There is a CHD survey initiated by California Heart Connection circulating around cyberspace, asking parents of children born with congenital heart defects to answer questions regarding their experience with their child's diagnosis. The hope and goal of this survey is to provide valuable insight to physicians who are charged with handing this diagnosis to parents who most likely know little, if anything, about CHD's.
One of our fabulous nurses at Luke's cardiology office just returned from a pediatric cardiology conference put on by CHOP and she shared this encouragement from her attendance: Doctors ARE wanting this information. They ARE thinking about how to relate to parents during the incredibly stressful time of diagnosis, about what information is too much or too little, and they DO care about minimizing parental stress.
If you haven't already, you can take the survey through this link (it takes about 20 minutes to complete).
As I typed and clicked my way through the survey, I was surprised at the flood of recall (mostly positive) of how we received the news of Mr. Luke's extra-ordinary little ticker.
I thought about our ultrasound technician, who was brave enough to go with her gut and send us to a specialist, even though what she was seeing admittedly could have been chalked up to Luke's activity and position.

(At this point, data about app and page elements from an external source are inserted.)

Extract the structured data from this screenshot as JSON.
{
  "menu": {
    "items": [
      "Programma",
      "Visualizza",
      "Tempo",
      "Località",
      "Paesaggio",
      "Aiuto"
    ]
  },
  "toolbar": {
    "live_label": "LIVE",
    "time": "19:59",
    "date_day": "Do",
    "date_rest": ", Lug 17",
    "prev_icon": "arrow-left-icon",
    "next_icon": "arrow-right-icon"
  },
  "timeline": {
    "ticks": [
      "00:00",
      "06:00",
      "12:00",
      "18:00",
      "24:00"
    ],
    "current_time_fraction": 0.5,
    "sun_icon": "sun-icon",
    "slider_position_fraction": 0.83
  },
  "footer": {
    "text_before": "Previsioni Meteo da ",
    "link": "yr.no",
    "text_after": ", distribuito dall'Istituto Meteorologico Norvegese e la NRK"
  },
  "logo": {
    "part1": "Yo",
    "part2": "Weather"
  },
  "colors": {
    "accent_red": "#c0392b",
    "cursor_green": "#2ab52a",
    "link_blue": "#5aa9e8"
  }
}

I thought about Micki, our first fetal ultrasound technician, who was gentle, optimistic and made us comfortable (even laugh!) during an agonizing 45-minute echo.
I thought about how Dr. Stefanelli didn't overwhelm us with statistics, surgical procedures, diagrams, or medical jargon. I believe he sensed we were overwhelmed enough.
I thought about the child-life specialist at Children's Hospital, who sensed my inability to emotionally handle the full ICU tour before Luke was born, and gently led us back out.
I thought about Dr. Stefanelli calling us at home on Christmas Eve, simply to let us know he was back in town and if we had any last-minute questions as Luke's due date was quickly approaching.
I thought about how well Dr. Lee (my OB/GYN) and Dr. Stefanelli communicated as we formulated a birth plan. I appreciated deeply how well they both listened to me and to each other.
I appreciated Dr. Stefanelli giving us his pager number, knowing full well we would use it — even on weekends and evenings.
I thought about how Dr. Cohen portrayed such confidence in his abilities as a surgeon, yet maintained that until he could actually see Luke's heart in the O.R., he wasn't going to give us definitives. His willingness to change direction in the O.R. and make game-day decisions sky-rocketed his trustworthiness in our minds.
That is a lot of positive experiences in learning about Luke's heart defect. There is very little I would change. But I couldn't forget our experience with our perinatologist.
We scheduled a high-level ultrasound with this maternal-fetal specialist after Luke's original diagnosis of AVSD (atrio-ventricular septal defect). With this diagnosis came a 40-50% chance of Luke also having Down Syndrome. During the span of the 60 minute ultrasound, this doc made three verbal mistakes. Verbal mistake #1: Don't tell the parents of an unborn child with medical issues how many marriages you've seen dissolve in situations like this. Verbal mistake #2: Don't yell out into the hallway for another doc to come take a peek at the monitor because the picture is so interesting to you. Verbal mistake #3: Do not, under any circumstances, call the unborn child with a unique heart an "odd duck".
Obviously, this doctor didn't have the greatest bedside manner. Some doctors, no matter how good they are at what they do, don't and I would guess most aren't taught in medical school the intricacies of dealing with a difficult diagnosis. I took the survey because I believe that doctors have good intentions and good hearts and with this feedback from parents, they can only be better equipped to say what needs to be said and leave out what doesn't.